To examine the mortality of second generation Irish living in England and Wales.
Design-Longitudinal study of 1% of the population of England and Wales (longitudinal study by the Office of Population Censuses and Surveys (now the Office for National Statistics)) followed up from 1971 to 1989.
Subjects-3075 men and 3233 women aged 15 and over in 1971.
Main outcome measures-Age and sex specific standardised mortality ratios for all causes, cancers, coronary heart disease, cerebrovascular diseases, respiratory diseases, and injuries and poisonings.
Deaths were also analysed by socioeconomic indicators.
786 deaths were traced to men and 762 to women.
At working ages (men, aged 15-64 ; women, 15-59) the mortality of men (standardised mortality ratio 126) and women (129) was significantly higher than that of all men and all women.
At ages 15-44, relative disadvantages were even greater both for men (145) and for women (164).
Mortality was raised for most major causes of death.
Significant excess mortality from cancers was seen for men of working age (132) and for women aged 60 and over (122).
At working ages mortality of the second generation Irish in every social class and in the categories of car access and housing tenure was higher than that of all men and all women in the corresponding categories.
Adjusting for these socioeconomic indicators did not explain the excess mortality. (...)
Mots-clés Pascal : Epidémiologie, Angleterre, Grande Bretagne, Royaume Uni, Europe, Mortalité, Etiologie, Incidence, Homme, Pays de Galles, Irlandais

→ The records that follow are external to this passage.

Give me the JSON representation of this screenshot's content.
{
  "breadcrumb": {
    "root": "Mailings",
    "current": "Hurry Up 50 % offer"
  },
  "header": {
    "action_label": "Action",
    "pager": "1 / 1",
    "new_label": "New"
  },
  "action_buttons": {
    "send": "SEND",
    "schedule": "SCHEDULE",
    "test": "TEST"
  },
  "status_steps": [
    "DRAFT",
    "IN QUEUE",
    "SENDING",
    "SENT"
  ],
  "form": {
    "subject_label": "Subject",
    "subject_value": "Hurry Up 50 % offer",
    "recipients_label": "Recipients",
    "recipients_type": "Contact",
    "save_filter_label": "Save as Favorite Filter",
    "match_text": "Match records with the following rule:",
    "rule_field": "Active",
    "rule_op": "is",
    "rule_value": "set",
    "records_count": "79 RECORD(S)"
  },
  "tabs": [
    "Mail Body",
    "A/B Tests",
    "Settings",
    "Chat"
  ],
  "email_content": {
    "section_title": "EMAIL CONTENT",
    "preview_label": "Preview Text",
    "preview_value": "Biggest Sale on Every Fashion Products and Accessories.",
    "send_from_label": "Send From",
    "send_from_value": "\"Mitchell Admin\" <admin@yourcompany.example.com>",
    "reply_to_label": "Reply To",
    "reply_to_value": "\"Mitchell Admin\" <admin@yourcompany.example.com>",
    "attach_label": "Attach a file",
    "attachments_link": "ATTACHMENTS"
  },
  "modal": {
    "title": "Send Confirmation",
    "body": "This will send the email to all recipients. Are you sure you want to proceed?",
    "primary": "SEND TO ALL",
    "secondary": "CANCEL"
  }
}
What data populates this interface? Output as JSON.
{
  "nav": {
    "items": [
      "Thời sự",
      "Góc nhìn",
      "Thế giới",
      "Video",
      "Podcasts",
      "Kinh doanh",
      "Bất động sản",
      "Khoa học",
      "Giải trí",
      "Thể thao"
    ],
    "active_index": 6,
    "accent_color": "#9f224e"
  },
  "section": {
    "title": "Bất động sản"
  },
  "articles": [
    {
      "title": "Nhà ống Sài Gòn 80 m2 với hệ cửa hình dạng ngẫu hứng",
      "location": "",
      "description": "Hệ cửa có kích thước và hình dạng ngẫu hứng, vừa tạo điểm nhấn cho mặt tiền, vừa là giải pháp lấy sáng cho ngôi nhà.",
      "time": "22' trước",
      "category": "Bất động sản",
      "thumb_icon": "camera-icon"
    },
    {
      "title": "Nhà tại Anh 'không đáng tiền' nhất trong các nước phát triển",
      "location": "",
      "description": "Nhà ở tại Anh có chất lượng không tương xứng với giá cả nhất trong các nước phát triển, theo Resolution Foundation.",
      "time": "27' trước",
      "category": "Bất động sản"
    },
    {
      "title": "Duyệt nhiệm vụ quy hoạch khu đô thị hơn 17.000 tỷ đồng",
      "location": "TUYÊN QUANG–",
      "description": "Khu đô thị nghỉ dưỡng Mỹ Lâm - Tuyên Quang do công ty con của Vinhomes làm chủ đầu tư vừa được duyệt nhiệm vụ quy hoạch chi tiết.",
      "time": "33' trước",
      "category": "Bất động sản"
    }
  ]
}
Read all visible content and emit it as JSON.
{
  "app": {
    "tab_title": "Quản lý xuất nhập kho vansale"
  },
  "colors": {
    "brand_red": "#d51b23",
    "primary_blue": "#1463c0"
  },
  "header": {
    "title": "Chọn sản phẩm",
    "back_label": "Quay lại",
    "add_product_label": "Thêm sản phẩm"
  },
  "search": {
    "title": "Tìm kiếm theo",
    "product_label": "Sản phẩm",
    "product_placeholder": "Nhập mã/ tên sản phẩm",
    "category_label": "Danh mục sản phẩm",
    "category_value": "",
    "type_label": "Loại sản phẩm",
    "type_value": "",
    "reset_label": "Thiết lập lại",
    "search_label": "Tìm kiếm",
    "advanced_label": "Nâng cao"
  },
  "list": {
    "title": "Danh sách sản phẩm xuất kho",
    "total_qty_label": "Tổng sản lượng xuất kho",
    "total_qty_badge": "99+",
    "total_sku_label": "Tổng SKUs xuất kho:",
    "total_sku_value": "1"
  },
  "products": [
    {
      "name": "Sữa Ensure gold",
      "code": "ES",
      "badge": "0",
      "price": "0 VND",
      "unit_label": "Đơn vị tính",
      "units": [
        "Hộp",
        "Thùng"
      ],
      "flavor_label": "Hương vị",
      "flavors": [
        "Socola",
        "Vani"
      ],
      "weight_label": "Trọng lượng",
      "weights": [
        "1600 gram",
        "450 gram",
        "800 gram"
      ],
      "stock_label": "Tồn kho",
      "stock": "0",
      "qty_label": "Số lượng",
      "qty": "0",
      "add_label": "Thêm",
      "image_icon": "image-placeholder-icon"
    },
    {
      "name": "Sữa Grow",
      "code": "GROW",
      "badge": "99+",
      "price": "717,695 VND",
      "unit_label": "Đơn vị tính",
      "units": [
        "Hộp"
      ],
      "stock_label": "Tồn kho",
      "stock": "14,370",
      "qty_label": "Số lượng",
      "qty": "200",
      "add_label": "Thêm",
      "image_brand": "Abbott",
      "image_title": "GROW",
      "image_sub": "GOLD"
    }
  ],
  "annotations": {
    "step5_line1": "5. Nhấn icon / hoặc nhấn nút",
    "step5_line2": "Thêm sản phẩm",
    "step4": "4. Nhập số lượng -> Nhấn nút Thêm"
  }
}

Mots-clés Pascal anglais : Epidemiology, England, Great Britain, United Kingdom, Europe, Mortality, Etiology, Incidence, Human, Wales, Irish
Notice produite par :
Inist-CNRS - Institut de l'Information Scientifique et Technique
Cote : 96-0316192
Code Inist : 002B30A01A2. Création : 10/04/1997.